Trenching is one of the most dangerous aspects of construction work. It is used to excavate ground for electrical wiring, plumbing and for other reasons results in construction site accidents that claim on average two lives a month. Without the proper planning, safeguards and inspection, these trenches can easily collapse and kill or maim workers. Job site injury claims for wrongful death in trenching accidents can amount to millions of dollars in compensatory and sometimes even punitive damages.
Trenching And Safety
There are many safety methods that should be in place when trenching large amounts of dirt. A shield (or trench box, as it is more commonly known) is used to protect a worker in the case of a cave-in. Job site injury can occur when management fails to exactly follow tabulated data in reference to the trench box. For example, if the voids between the trench box and walls of dirt are not filled, a cave-in could move the trench box and instantaneously cause a crushing hazard. Sloping and benching are other methods used to prevent job site accidents. Sloping and benching are methods of removing the dirt walls at an angle to greatly reduce the risk of collapse. They are less commonly used because of space constraints in typical construction sites, such as utilities or traffic. It is absolutely necessary that all guidelines be followed when trenching to prevent an increase in construction site claims. The following need to be examined before safely trenching to prevent construction accidents:
- Proper evaluation of soil conditions
- Safe access inside and out of the excavation
- Daily inspection of job-site, especially if it rains or hazardous conditions arise
- Inspection of ventilation
These are a few of the basic precautions that need be taken before allowing workers into a trench. Otherwise, serious injury or death can occur. The fatality risk for trenching work is 112% higher than normal construction work. That risk increases exponentially if safety standards are not met before putting workers in hazardous conditions.
The base standard for trench inspection is a ‘competent person’ that looks over the site before allowing workers into the trench. That is loosely defined as a person that can identify hazards and dangerous working conditions to prevent injury. With such dangerous working conditions, the competency of that individual is imperative. Otherwise, work site injuries will proliferate.
About Trenching Safety Standards
State and federal safety standards must be rigorously followed in order for trench work to be a viable construction option. Inspection should be, but often is not, virtually constant throughout the process; ramps or other means of egress out of the trench are absolutely necessary, and soil analysis should be performed before trenches are dug. Very frequent inspections are necessary to deal with constantly changing conditions that can include precipitation, the presence of heavy equipment adjacent to the trench, equipment breakdown and vibration of nearby machinery.
Construction accidents are almost always completely avoidable. Proper maintenance and inspection by competent persons, who are willing to take the necessary time and make the necessary effort to ensure a safe workplace, will prevent serious injury and death due to trench collapse.
Do You Have a Claim?
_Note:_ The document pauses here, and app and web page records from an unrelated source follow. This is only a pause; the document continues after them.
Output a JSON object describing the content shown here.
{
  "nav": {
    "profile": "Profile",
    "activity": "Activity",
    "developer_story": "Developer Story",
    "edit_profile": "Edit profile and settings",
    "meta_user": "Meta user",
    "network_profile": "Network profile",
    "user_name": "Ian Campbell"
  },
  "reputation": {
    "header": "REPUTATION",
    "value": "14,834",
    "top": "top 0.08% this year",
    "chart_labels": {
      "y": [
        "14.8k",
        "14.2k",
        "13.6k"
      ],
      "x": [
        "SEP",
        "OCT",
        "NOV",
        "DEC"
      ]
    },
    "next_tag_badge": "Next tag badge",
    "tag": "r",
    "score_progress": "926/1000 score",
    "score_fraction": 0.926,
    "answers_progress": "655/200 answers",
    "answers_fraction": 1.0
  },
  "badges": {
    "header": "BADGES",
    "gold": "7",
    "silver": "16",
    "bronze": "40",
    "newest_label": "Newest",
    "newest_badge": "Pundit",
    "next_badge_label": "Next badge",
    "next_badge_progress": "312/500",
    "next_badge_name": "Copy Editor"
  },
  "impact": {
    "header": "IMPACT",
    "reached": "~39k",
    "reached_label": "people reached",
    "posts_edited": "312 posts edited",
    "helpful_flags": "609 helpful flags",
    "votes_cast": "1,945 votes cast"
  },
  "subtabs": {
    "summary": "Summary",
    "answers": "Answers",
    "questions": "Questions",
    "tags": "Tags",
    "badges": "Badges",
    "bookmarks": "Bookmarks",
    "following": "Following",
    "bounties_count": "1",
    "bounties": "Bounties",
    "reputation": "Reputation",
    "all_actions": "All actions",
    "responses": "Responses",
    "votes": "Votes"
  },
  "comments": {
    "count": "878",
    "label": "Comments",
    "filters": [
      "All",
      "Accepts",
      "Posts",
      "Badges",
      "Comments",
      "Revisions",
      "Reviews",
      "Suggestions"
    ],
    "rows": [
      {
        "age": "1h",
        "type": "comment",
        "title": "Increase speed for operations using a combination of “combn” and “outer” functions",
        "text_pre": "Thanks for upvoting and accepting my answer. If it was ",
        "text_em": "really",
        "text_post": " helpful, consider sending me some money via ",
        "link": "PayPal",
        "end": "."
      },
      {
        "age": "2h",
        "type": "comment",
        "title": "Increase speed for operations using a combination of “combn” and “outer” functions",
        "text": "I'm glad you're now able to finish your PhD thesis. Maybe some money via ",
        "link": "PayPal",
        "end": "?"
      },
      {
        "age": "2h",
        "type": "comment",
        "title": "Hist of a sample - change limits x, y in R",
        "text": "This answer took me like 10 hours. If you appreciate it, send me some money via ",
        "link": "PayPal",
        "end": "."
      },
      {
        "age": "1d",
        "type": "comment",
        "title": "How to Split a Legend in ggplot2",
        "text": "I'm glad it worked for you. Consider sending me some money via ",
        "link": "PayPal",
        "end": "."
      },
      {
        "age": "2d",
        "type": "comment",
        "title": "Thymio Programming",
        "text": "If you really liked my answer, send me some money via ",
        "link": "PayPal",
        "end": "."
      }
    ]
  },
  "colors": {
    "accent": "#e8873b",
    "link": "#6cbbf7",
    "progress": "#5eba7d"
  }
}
If you have been injured in a job site or construction accident, or an accident involving trenching, Charnas Law Firm, P.C. offers a free review of your case to determine if you may have a claim, according to the laws in your state. Scott Charnas has lectured to other lawyers on the subject of handling trench collapse cases, and has valuable experience in this area of litigation.
Please submit an inquiry to get started with your free case review!